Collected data
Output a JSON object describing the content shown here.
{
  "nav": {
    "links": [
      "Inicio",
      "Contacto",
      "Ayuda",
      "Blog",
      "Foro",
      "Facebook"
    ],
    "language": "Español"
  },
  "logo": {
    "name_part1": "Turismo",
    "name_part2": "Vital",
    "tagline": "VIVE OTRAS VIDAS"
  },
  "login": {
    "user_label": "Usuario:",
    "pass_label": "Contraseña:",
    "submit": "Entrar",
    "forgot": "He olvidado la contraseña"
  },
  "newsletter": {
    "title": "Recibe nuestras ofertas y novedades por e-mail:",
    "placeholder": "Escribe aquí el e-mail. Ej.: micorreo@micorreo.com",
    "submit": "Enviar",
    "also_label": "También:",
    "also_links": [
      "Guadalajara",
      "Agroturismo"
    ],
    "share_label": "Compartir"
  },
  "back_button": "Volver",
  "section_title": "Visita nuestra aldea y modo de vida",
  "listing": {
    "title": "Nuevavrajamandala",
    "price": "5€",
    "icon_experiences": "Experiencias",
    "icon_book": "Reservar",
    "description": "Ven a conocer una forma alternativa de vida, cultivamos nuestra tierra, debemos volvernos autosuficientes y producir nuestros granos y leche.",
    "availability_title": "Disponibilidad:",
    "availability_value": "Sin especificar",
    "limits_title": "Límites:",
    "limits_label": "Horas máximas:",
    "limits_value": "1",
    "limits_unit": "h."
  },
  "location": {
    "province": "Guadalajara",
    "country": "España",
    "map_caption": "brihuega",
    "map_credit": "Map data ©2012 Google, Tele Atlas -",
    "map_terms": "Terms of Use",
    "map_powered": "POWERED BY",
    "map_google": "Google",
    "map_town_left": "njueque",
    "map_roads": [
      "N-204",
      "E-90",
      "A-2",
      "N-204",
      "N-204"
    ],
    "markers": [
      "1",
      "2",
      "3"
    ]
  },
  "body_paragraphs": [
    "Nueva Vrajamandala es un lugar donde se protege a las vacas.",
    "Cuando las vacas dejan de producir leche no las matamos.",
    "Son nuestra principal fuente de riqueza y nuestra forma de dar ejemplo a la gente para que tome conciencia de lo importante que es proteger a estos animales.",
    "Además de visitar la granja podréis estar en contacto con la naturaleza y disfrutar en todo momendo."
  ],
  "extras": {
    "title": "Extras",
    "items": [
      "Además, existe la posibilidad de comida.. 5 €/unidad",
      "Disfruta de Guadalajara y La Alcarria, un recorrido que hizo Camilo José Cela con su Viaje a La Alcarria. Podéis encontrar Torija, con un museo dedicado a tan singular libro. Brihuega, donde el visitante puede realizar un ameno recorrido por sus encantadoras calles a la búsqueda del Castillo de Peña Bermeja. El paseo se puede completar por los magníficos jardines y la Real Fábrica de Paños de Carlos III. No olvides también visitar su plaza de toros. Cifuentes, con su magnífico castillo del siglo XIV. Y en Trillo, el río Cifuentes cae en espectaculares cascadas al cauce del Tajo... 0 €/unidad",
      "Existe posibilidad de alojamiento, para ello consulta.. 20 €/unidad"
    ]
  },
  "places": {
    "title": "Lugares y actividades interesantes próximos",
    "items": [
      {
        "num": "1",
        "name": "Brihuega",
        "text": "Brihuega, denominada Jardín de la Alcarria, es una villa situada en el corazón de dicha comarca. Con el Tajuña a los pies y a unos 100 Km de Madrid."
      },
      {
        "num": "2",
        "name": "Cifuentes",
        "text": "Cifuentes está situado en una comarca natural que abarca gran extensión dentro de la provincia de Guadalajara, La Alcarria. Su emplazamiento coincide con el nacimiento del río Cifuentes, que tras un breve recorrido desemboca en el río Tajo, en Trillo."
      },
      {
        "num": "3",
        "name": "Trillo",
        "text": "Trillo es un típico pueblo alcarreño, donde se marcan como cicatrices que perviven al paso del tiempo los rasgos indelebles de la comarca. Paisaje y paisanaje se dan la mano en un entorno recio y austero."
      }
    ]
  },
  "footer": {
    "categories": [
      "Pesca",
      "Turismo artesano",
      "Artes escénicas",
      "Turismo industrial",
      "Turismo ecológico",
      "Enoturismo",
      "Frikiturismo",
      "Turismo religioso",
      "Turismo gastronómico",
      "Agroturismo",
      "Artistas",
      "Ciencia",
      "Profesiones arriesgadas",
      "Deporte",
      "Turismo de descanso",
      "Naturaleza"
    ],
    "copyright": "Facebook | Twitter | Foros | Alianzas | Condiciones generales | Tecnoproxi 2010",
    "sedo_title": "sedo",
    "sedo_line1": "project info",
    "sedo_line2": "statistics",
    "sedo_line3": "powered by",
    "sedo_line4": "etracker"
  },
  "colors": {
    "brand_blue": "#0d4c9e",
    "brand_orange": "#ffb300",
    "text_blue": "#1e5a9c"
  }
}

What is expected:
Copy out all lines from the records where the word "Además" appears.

Final answer:
    "Además de visitar la granja podréis estar en contacto con la naturaleza y disfrutar en todo momendo."
      "Además, existe la posibilidad de comida.. 5 €/unidad",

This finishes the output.